It's that time of year again when college students and some high school students in Texas begin summer internships. Internships are a great way for young people to gain real world experience in the workforce. It helps them pick up skills, strengthen their resumes and learn whether a particular type of work is a good fit for them. However, as we have previously discussed in this employment law blog, in some cases interns are exploited.
A number of interships are unpaid. In some cases, that is legal because it is a learning experience for the intern, and one that the employer puts considerable effort into. In other cases, however, the interns are essentially doing the work of a paid employee--and, as such, they really should be paid.
The laws that regulate internships might be somewhat complicated for employers and interns, but that does not mean that these laws can be ignored.
When these laws are ignored, lawsuits often follow. The Charlie Rose Show is among a number of other employers that have recently been sued by interns who claim that they were doing the work of employees and thus should have been paid.

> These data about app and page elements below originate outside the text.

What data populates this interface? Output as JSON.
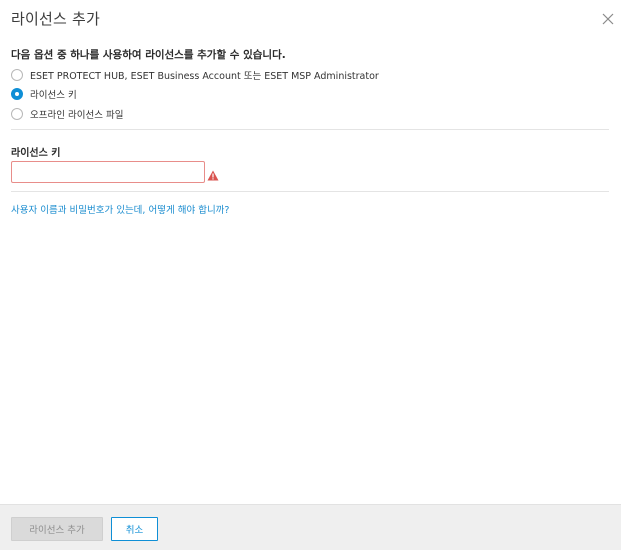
{
  "dialog": {
    "title": "라이선스 추가",
    "close_icon": "close-icon"
  },
  "options": {
    "prompt": "다음 옵션 중 하나를 사용하여 라이선스를 추가할 수 있습니다.",
    "items": [
      {
        "label": "ESET PROTECT HUB, ESET Business Account 또는 ESET MSP Administrator",
        "checked": false
      },
      {
        "label": "라이선스 키",
        "checked": true
      },
      {
        "label": "오프라인 라이선스 파일",
        "checked": false
      }
    ]
  },
  "license_key": {
    "label": "라이선스 키",
    "value": "",
    "warning_icon": "warning-icon",
    "error_color": "#d9534f"
  },
  "help_link": "사용자 이름과 비밀번호가 있는데, 어떻게 해야 합니까?",
  "footer": {
    "add_label": "라이선스 추가",
    "cancel_label": "취소"
  },
  "colors": {
    "accent": "#0f8fd6",
    "link": "#1a8ccf",
    "footer_bg": "#efefef"
  }
}
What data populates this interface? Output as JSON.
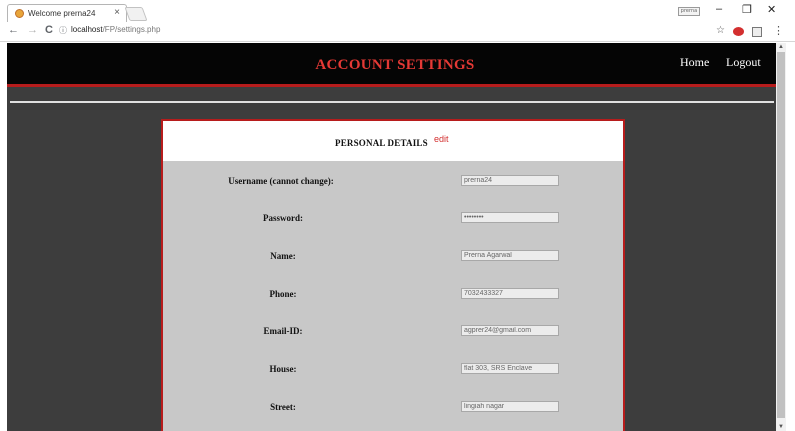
{
  "browser": {
    "tab_title": "Welcome prerna24",
    "tab_close": "×",
    "profile_chip": "prerna",
    "minimize": "–",
    "maximize": "❐",
    "close": "✕",
    "back": "←",
    "forward": "→",
    "reload": "C",
    "info_icon": "ⓘ",
    "url_host": "localhost",
    "url_path": "/FP/settings.php",
    "star": "☆",
    "menu": "⋮"
  },
  "header": {
    "title": "ACCOUNT SETTINGS",
    "home": "Home",
    "logout": "Logout"
  },
  "card": {
    "title": "PERSONAL DETAILS",
    "edit": "edit",
    "fields": [
      {
        "label": "Username (cannot change):",
        "value": "prerna24"
      },
      {
        "label": "Password:",
        "value": "••••••••"
      },
      {
        "label": "Name:",
        "value": "Prerna Agarwal"
      },
      {
        "label": "Phone:",
        "value": "7032433327"
      },
      {
        "label": "Email-ID:",
        "value": "agprer24@gmail.com"
      },
      {
        "label": "House:",
        "value": "flat 303, SRS Enclave"
      },
      {
        "label": "Street:",
        "value": "lingiah nagar"
      }
    ]
  },
  "colors": {
    "header_bg": "#050505",
    "accent": "#b71c1c",
    "title_red": "#e53935",
    "page_bg": "#3d3d3d",
    "card_bg": "#c8c8c8"
  }
}
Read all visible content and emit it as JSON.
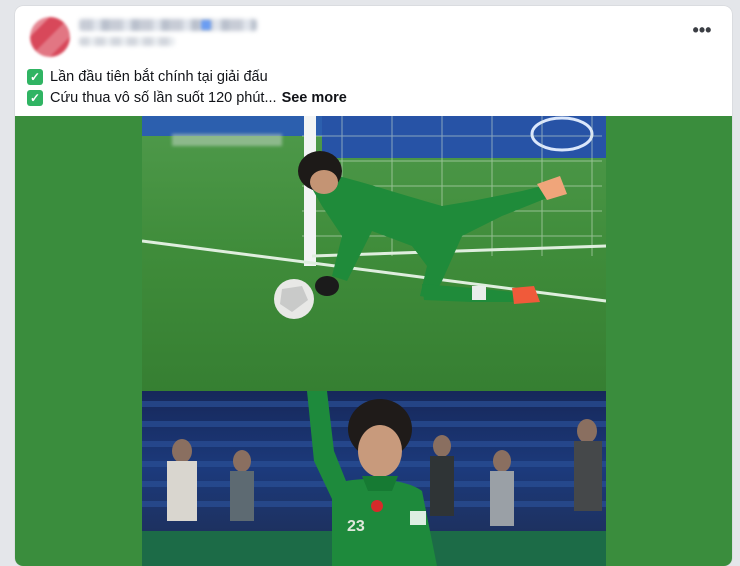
{
  "post": {
    "more_icon": "more-horizontal-icon",
    "caption_lines": [
      {
        "icon": "check-mark-button-icon",
        "text": "Lần đầu tiên bắt chính tại giải đấu"
      },
      {
        "icon": "check-mark-button-icon",
        "text": "Cứu thua vô số lần suốt 120 phút..."
      }
    ],
    "see_more_label": "See more",
    "more_label": "•••",
    "check_glyph": "✓"
  },
  "media": {
    "jersey_number": "23",
    "background_color": "#3a8d3d",
    "jersey_color": "#1e8a3c",
    "pitch_color": "#3f8c3a",
    "stadium_color": "#1c3a7c"
  }
}
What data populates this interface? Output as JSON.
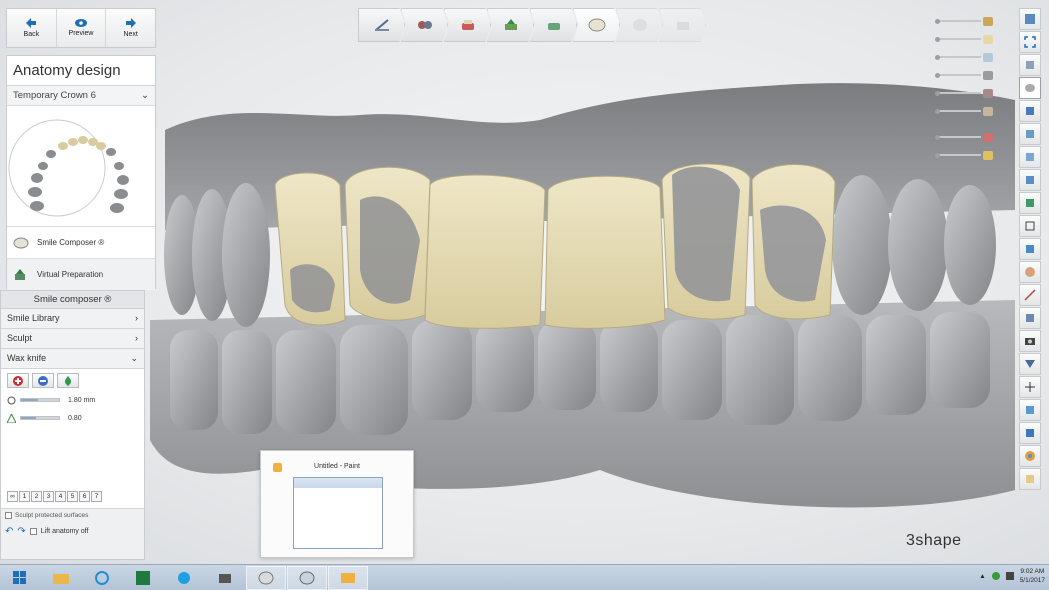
{
  "nav": {
    "back_label": "Back",
    "preview_label": "Preview",
    "next_label": "Next"
  },
  "workflow": {
    "steps": [
      "scan-step-icon",
      "preparation-step-icon",
      "crown-step-icon",
      "model-step-icon",
      "gingiva-step-icon",
      "anatomy-step-icon",
      "tooth-step-icon",
      "export-step-icon"
    ],
    "active_index": 5
  },
  "panel": {
    "title": "Anatomy design",
    "restoration": "Temporary Crown 6",
    "smile_composer_label": "Smile Composer ®",
    "virtual_preparation_label": "Virtual Preparation"
  },
  "smile_composer": {
    "header": "Smile composer ®",
    "sections": {
      "smile_library": "Smile Library",
      "sculpt": "Sculpt",
      "wax_knife": "Wax knife"
    },
    "wax_knife": {
      "radius_value": "1.80 mm",
      "strength_value": "0.80",
      "radius_fraction": 0.45,
      "strength_fraction": 0.4,
      "numbers": [
        "1",
        "2",
        "3",
        "4",
        "5",
        "6",
        "7"
      ]
    },
    "sculpt_protected_label": "Sculpt protected surfaces",
    "lift_anatomy_label": "Lift anatomy off"
  },
  "preview_window": {
    "title": "Untitled - Paint"
  },
  "brand": "3shape",
  "taskbar": {
    "apps": [
      "windows-start-icon",
      "file-explorer-icon",
      "internet-explorer-icon",
      "excel-icon",
      "skype-icon",
      "scanner-app-icon",
      "dental-system-icon",
      "model-builder-icon",
      "paint-icon"
    ],
    "clock_time": "9:02 AM",
    "clock_date": "5/1/2017"
  },
  "colors": {
    "crown": "#e6dcb4",
    "teeth": "#9c9ea1",
    "accent": "#1f6fb8"
  }
}
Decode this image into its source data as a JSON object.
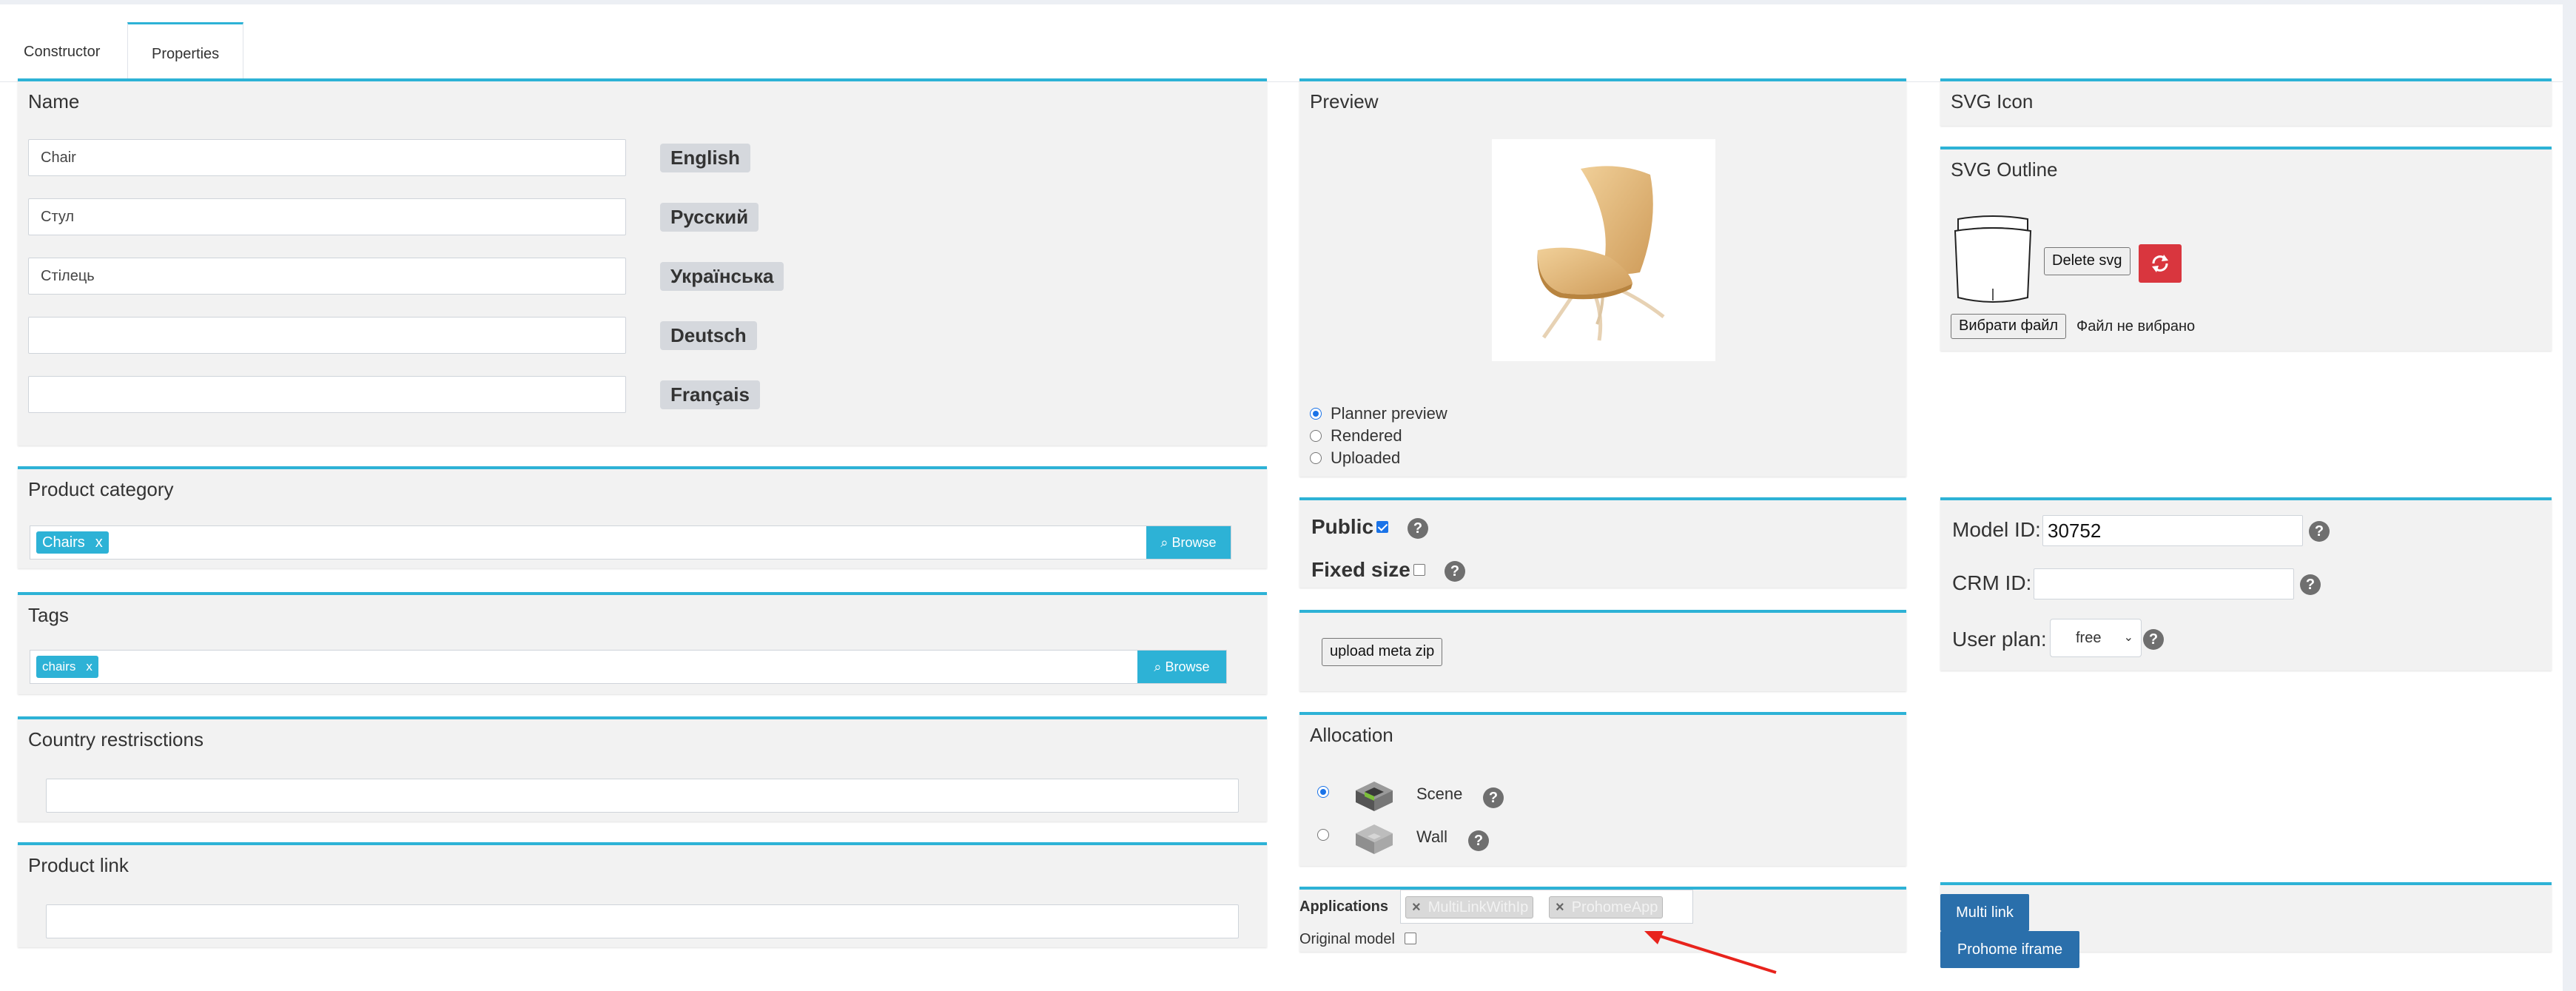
{
  "tabs": [
    {
      "label": "Constructor",
      "active": false
    },
    {
      "label": "Properties",
      "active": true
    }
  ],
  "name_panel": {
    "title": "Name",
    "rows": [
      {
        "value": "Chair",
        "language": "English"
      },
      {
        "value": "Стул",
        "language": "Русский"
      },
      {
        "value": "Стілець",
        "language": "Українська"
      },
      {
        "value": "",
        "language": "Deutsch"
      },
      {
        "value": "",
        "language": "Français"
      }
    ]
  },
  "product_category": {
    "title": "Product category",
    "chip": "Chairs",
    "chip_remove": "x",
    "browse": "Browse"
  },
  "tags": {
    "title": "Tags",
    "chip": "chairs",
    "chip_remove": "x",
    "browse": "Browse"
  },
  "country_restrictions": {
    "title": "Country restrisctions",
    "value": ""
  },
  "product_link": {
    "title": "Product link",
    "value": ""
  },
  "preview": {
    "title": "Preview",
    "options": [
      {
        "label": "Planner preview",
        "selected": true
      },
      {
        "label": "Rendered",
        "selected": false
      },
      {
        "label": "Uploaded",
        "selected": false
      }
    ]
  },
  "visibility": {
    "public_label": "Public",
    "public_checked": true,
    "fixed_label": "Fixed size",
    "fixed_checked": false,
    "help": "?"
  },
  "upload": {
    "label": "upload meta zip"
  },
  "allocation": {
    "title": "Allocation",
    "options": [
      {
        "label": "Scene",
        "selected": true
      },
      {
        "label": "Wall",
        "selected": false
      }
    ]
  },
  "applications": {
    "label": "Applications",
    "chips": [
      "MultiLinkWithIp",
      "ProhomeApp"
    ],
    "chip_remove": "×",
    "original_model_label": "Original model",
    "original_model_checked": false
  },
  "svg_icon": {
    "title": "SVG Icon"
  },
  "svg_outline": {
    "title": "SVG Outline",
    "delete_label": "Delete svg",
    "choose_file": "Вибрати файл",
    "no_file": "Файл не вибрано"
  },
  "ids": {
    "model_label": "Model ID:",
    "model_value": "30752",
    "crm_label": "CRM ID:",
    "crm_value": "",
    "plan_label": "User plan:",
    "plan_value": "free"
  },
  "links": {
    "multi": "Multi link",
    "iframe": "Prohome iframe"
  },
  "colors": {
    "accent": "#2db2d6",
    "danger": "#d9363e",
    "link_button": "#2a6fab"
  }
}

The U.S. Department of Labor has pretty clear regulations that spell out the rules for unpaid internships, but the basic guideline is simply whether the internship exists primarily to benefit the interns or to benefit the company.
For example, if the intern is gaining educational experience similar to what could be gained in a classroom, it is probably OK for the internship to be unpaid. However, if the intern is performing important work that a paid employee would be doing if the intern wasn't there, the intern is clearly benefitting the company by working for free and that probably is not legal.
Interns who are paid must receive fair wages in accordance with federal and state wage and hours laws. Employers and interns may wish to seek legal advice if they are unsure of whether an internship should be paid.
Source: Houston Chronicle, "The changing way of internships," Kevin Troutman, May 31, 2013